YOUR ASSIGNMENT
Reproduce the data exactly.

Records excerpted from a collection
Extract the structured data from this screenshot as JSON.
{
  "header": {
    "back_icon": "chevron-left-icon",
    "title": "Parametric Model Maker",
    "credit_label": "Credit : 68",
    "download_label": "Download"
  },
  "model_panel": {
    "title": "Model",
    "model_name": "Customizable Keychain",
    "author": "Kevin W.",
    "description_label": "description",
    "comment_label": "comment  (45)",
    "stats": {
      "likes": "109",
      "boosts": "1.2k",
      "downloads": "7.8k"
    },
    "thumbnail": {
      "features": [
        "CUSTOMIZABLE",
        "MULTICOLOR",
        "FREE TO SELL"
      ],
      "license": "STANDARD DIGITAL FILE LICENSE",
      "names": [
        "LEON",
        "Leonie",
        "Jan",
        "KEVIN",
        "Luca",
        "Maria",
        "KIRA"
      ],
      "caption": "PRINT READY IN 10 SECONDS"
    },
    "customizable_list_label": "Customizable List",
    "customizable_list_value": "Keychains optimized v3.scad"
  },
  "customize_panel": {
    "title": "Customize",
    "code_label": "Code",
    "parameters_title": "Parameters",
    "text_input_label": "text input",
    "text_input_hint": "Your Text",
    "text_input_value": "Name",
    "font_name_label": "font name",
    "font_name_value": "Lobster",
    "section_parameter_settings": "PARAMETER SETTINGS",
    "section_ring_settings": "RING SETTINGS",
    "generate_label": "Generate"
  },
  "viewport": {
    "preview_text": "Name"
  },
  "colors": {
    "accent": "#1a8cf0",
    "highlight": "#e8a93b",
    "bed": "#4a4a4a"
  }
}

ANSWER TO THIS EXERCISE
Extract the structured data from this screenshot as JSON.
{
  "header": {
    "back_icon": "chevron-left-icon",
    "title": "Parametric Model Maker",
    "credit_label": "Credit : 68",
    "download_label": "Download"
  },
  "model_panel": {
    "title": "Model",
    "model_name": "Customizable Keychain",
    "author": "Kevin W.",
    "description_label": "description",
    "comment_label": "comment  (45)",
    "stats": {
      "likes": "109",
      "boosts": "1.2k",
      "downloads": "7.8k"
    },
    "thumbnail": {
      "features": [
        "CUSTOMIZABLE",
        "MULTICOLOR",
        "FREE TO SELL"
      ],
      "license": "STANDARD DIGITAL FILE LICENSE",
      "names": [
        "LEON",
        "Leonie",
        "Jan",
        "KEVIN",
        "Luca",
        "Maria",
        "KIRA"
      ],
      "caption": "PRINT READY IN 10 SECONDS"
    },
    "customizable_list_label": "Customizable List",
    "customizable_list_value": "Keychains optimized v3.scad"
  },
  "customize_panel": {
    "title": "Customize",
    "code_label": "Code",
    "parameters_title": "Parameters",
    "text_input_label": "text input",
    "text_input_hint": "Your Text",
    "text_input_value": "Name",
    "font_name_label": "font name",
    "font_name_value": "Lobster",
    "section_parameter_settings": "PARAMETER SETTINGS",
    "section_ring_settings": "RING SETTINGS",
    "generate_label": "Generate"
  },
  "viewport": {
    "preview_text": "Name"
  },
  "colors": {
    "accent": "#1a8cf0",
    "highlight": "#e8a93b",
    "bed": "#4a4a4a"
  }
}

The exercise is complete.